◆ **WHAT THE TASK ASKS**
Find the string "self" in the records. Copy each line that has it.

◆ **SUPPLIED RECORDS**
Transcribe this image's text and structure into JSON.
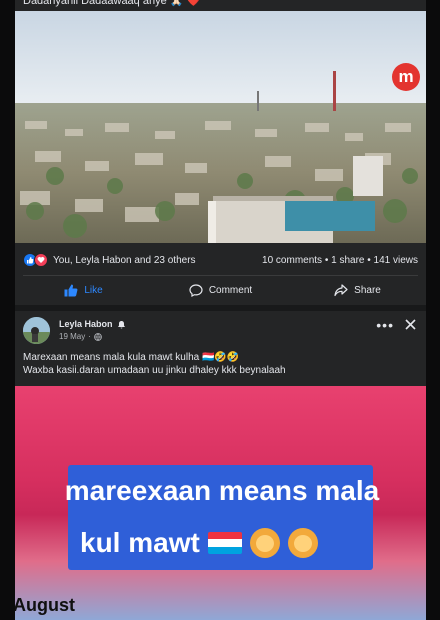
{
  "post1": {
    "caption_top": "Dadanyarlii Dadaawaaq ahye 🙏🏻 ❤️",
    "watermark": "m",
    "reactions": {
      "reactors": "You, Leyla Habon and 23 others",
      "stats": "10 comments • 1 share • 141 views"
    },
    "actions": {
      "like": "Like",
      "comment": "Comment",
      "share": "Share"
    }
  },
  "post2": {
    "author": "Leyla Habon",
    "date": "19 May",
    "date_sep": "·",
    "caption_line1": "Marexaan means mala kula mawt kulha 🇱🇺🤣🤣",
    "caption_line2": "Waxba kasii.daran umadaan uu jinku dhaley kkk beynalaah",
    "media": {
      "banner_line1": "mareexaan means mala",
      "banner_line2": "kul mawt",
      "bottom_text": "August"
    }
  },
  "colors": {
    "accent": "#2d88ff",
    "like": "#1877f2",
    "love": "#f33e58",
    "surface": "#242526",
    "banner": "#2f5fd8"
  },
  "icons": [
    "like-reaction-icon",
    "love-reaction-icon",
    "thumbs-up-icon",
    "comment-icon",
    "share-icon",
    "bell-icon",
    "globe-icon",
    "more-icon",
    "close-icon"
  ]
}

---

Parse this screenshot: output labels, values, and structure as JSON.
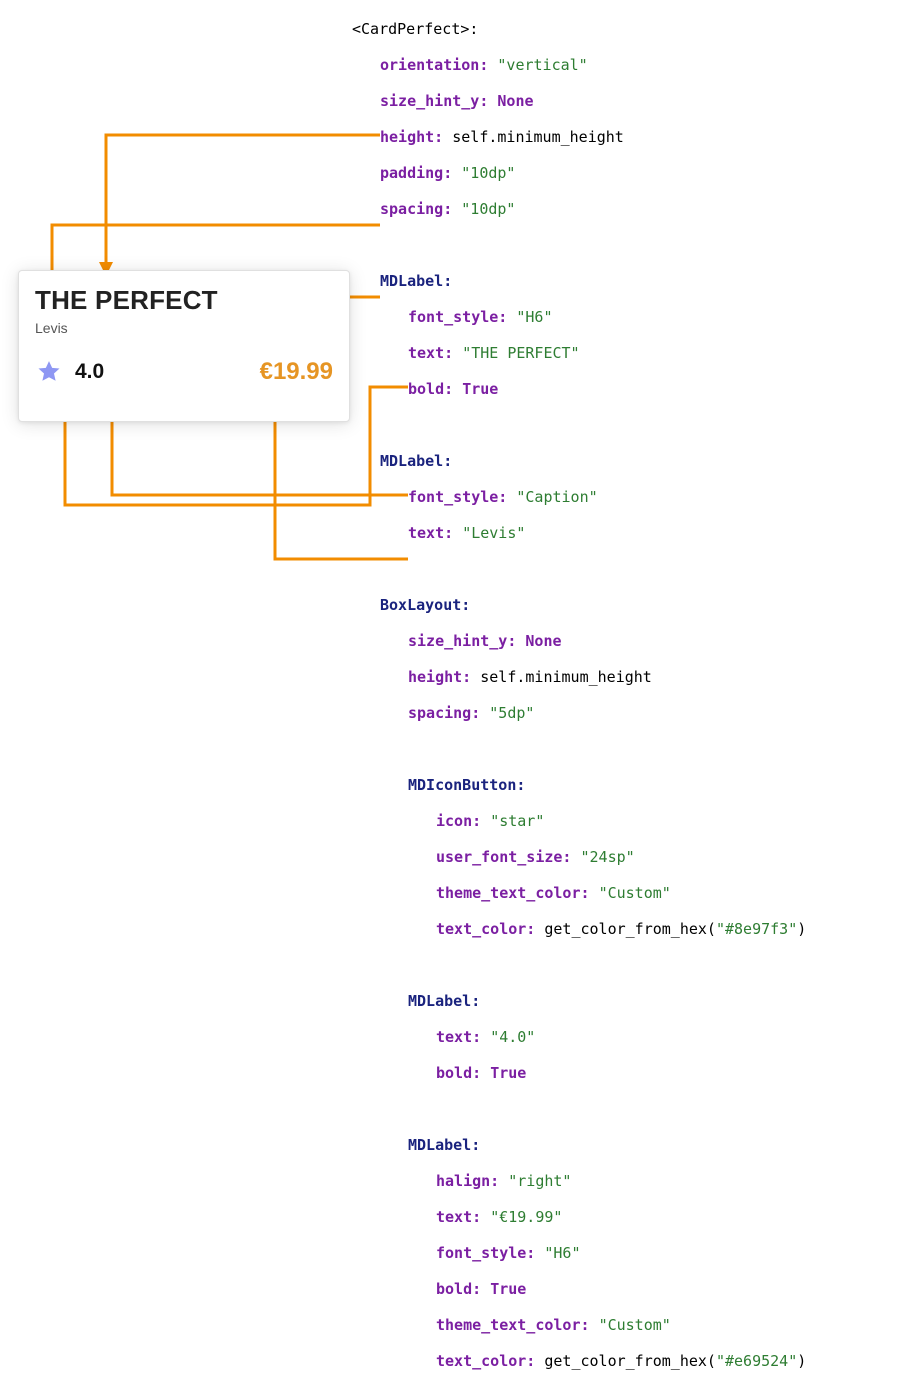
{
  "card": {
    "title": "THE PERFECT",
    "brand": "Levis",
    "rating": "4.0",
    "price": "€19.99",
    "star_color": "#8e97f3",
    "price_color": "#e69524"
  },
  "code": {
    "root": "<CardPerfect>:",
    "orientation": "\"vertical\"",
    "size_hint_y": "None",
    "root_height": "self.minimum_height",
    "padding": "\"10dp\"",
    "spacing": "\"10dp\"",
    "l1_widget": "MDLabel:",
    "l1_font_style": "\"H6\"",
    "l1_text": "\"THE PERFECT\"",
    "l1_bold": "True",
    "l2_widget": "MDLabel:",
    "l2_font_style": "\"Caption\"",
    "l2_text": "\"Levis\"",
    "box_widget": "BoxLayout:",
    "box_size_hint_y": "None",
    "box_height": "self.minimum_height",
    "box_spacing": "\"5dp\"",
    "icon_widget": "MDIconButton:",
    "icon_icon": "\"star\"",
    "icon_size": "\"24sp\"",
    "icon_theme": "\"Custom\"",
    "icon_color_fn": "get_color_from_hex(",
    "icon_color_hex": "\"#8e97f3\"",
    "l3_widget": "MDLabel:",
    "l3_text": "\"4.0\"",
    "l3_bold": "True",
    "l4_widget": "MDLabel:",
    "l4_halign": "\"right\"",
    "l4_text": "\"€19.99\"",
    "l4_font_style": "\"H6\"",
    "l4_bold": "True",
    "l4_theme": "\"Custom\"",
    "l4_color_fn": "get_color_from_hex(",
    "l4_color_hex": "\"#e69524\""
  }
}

◆ **SOLUTION FOR THIS PROBLEM**
    "root_height": "self.minimum_height",
    "box_height": "self.minimum_height",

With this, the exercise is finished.